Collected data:

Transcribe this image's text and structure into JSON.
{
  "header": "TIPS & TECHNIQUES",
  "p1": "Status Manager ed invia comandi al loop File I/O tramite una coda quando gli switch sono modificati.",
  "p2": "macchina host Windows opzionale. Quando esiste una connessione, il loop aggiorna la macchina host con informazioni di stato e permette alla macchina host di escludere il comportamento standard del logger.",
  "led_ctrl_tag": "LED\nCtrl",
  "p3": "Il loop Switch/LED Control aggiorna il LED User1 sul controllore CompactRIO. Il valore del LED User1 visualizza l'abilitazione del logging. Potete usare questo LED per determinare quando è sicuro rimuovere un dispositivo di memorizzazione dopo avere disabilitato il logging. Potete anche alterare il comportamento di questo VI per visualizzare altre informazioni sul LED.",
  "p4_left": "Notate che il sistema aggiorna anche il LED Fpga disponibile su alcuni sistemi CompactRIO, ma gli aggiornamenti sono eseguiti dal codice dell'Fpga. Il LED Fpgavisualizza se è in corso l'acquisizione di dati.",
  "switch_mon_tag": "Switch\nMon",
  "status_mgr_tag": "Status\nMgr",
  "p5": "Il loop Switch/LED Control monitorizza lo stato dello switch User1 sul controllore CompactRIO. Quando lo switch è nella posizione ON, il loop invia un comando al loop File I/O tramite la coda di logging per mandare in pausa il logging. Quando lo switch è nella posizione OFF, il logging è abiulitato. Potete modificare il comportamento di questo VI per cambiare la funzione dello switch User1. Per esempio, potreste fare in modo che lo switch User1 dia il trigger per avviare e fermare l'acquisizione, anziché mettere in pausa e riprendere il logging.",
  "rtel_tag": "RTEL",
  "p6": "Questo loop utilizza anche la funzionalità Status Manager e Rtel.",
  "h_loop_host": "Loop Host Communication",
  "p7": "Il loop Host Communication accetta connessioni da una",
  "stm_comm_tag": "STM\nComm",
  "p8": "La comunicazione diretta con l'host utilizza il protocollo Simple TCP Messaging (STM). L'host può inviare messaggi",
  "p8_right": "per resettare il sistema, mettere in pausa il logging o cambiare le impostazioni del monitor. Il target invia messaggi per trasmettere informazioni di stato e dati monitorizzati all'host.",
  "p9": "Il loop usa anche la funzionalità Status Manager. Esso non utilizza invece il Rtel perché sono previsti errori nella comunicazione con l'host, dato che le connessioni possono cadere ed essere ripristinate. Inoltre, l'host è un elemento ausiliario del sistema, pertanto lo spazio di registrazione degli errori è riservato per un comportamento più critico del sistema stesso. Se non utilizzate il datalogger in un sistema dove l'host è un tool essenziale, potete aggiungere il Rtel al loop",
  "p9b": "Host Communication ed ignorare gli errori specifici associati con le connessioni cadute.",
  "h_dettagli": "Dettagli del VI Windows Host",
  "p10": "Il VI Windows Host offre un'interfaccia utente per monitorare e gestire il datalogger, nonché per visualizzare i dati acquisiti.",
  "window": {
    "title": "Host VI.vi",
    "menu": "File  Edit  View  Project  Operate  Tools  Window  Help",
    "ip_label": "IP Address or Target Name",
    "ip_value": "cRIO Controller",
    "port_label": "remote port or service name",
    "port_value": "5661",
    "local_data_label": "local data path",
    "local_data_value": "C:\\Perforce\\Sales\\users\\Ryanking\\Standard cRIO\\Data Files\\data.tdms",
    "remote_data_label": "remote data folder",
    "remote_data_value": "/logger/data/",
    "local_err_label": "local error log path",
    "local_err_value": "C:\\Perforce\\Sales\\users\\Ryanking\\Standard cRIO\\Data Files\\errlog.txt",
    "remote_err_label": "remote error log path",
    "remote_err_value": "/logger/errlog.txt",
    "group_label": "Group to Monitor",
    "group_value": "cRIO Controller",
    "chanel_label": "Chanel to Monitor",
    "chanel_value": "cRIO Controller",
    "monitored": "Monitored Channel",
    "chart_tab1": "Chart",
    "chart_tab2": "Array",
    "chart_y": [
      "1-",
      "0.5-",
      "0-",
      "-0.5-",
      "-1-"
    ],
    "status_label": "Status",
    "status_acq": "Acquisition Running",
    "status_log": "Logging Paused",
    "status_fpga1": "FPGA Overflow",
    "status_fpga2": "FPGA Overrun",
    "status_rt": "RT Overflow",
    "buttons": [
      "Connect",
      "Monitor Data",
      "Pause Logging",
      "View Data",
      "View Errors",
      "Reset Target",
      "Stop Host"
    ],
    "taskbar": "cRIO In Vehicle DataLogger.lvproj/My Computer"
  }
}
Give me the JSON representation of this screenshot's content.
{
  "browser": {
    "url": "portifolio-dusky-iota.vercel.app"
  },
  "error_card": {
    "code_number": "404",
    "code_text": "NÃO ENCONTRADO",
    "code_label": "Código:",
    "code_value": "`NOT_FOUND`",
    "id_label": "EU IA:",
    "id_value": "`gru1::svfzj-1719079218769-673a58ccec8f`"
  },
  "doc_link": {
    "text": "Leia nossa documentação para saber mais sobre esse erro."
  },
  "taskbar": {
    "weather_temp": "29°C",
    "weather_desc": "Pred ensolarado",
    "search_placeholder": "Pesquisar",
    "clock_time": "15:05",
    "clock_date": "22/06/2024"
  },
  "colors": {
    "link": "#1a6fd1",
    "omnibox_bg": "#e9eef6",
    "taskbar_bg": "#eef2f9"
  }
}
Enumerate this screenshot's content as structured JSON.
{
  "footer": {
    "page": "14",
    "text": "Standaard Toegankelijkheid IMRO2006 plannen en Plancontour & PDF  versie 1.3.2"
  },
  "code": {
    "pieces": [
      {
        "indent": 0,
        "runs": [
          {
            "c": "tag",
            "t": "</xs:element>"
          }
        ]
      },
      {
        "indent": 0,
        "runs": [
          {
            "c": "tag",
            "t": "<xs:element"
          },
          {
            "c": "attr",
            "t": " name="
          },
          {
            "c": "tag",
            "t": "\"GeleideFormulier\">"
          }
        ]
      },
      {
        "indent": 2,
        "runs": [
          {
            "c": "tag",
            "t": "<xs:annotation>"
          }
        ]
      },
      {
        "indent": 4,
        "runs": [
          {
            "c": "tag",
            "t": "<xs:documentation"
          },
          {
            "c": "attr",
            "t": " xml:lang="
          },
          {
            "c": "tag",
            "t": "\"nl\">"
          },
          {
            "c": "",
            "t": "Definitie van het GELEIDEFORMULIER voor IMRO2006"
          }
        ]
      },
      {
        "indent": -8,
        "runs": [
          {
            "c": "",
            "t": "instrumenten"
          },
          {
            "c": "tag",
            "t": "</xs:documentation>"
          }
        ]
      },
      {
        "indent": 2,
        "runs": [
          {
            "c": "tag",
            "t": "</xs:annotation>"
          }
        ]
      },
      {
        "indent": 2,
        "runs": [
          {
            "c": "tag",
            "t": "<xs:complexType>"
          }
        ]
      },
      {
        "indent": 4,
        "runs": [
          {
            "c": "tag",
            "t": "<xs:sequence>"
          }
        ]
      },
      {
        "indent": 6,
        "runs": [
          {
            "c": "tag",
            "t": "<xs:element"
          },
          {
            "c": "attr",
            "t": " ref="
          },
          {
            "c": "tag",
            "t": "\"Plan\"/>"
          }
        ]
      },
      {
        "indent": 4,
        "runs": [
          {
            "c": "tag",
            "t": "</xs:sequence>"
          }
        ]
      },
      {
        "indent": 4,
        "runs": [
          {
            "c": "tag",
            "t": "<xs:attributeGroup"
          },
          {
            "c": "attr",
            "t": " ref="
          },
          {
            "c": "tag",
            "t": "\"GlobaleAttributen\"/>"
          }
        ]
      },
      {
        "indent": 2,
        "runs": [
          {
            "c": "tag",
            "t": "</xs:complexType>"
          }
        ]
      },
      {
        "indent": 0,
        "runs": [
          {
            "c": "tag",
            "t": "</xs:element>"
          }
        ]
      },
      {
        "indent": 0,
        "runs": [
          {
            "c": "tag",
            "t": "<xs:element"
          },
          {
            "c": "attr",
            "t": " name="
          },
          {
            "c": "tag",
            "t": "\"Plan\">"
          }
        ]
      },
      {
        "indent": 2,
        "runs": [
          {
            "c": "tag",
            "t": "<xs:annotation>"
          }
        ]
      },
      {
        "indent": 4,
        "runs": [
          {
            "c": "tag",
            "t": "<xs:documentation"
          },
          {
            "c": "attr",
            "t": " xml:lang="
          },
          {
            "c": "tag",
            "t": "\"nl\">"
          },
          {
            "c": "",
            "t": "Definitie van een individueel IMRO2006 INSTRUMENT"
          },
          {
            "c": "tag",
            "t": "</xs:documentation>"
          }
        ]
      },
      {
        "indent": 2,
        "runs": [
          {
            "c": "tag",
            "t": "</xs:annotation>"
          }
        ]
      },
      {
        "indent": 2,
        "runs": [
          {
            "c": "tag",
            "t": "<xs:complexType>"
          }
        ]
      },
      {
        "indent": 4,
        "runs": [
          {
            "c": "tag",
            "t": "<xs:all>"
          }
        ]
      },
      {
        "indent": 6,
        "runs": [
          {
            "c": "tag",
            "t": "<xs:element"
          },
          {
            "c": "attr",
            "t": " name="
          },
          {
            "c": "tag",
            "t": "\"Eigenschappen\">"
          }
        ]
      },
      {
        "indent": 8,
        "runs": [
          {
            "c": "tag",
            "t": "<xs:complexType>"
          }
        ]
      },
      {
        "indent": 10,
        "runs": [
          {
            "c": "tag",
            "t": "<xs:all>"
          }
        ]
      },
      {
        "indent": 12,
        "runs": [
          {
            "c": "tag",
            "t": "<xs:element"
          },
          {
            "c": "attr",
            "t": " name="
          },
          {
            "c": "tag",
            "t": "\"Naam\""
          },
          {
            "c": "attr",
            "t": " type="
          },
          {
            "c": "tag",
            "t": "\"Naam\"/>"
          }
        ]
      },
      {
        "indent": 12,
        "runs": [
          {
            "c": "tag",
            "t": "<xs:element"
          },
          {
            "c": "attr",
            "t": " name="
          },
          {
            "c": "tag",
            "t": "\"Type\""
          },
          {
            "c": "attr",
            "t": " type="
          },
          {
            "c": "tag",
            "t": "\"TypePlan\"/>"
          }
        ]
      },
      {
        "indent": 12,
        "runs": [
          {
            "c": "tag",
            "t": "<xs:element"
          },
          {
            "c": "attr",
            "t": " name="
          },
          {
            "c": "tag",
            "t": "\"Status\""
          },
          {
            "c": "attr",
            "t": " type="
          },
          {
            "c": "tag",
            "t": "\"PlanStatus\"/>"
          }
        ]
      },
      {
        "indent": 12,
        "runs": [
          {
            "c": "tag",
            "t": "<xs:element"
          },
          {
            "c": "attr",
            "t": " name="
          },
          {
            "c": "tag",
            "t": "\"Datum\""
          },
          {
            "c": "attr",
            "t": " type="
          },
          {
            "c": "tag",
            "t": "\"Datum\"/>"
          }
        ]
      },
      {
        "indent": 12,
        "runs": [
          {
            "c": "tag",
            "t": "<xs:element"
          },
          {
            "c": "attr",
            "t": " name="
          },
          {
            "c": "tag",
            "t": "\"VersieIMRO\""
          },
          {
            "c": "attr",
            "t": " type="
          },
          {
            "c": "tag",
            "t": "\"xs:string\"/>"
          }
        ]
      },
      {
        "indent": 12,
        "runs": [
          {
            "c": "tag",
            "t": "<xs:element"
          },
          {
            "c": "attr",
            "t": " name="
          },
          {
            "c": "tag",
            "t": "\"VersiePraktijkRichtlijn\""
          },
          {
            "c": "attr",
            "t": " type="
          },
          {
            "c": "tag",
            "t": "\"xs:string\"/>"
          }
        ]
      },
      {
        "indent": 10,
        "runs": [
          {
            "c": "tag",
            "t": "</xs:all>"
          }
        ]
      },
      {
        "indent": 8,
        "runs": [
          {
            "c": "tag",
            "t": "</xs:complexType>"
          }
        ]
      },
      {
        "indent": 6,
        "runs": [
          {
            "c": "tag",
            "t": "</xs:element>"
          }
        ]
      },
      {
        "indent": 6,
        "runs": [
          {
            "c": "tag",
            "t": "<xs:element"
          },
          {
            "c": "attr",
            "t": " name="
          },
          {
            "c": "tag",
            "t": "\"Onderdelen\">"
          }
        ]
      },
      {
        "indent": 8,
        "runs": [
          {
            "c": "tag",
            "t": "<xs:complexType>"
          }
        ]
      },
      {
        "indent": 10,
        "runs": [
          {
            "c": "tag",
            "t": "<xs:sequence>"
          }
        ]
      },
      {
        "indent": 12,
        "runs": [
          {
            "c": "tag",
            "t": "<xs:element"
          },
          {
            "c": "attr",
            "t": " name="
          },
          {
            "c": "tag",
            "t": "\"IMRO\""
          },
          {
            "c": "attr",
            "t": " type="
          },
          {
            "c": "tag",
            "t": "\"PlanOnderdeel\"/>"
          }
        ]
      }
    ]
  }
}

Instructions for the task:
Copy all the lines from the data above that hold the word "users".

Solution:
    "local_data_value": "C:\\Perforce\\Sales\\users\\Ryanking\\Standard cRIO\\Data Files\\data.tdms",
    "local_err_value": "C:\\Perforce\\Sales\\users\\Ryanking\\Standard cRIO\\Data Files\\errlog.txt",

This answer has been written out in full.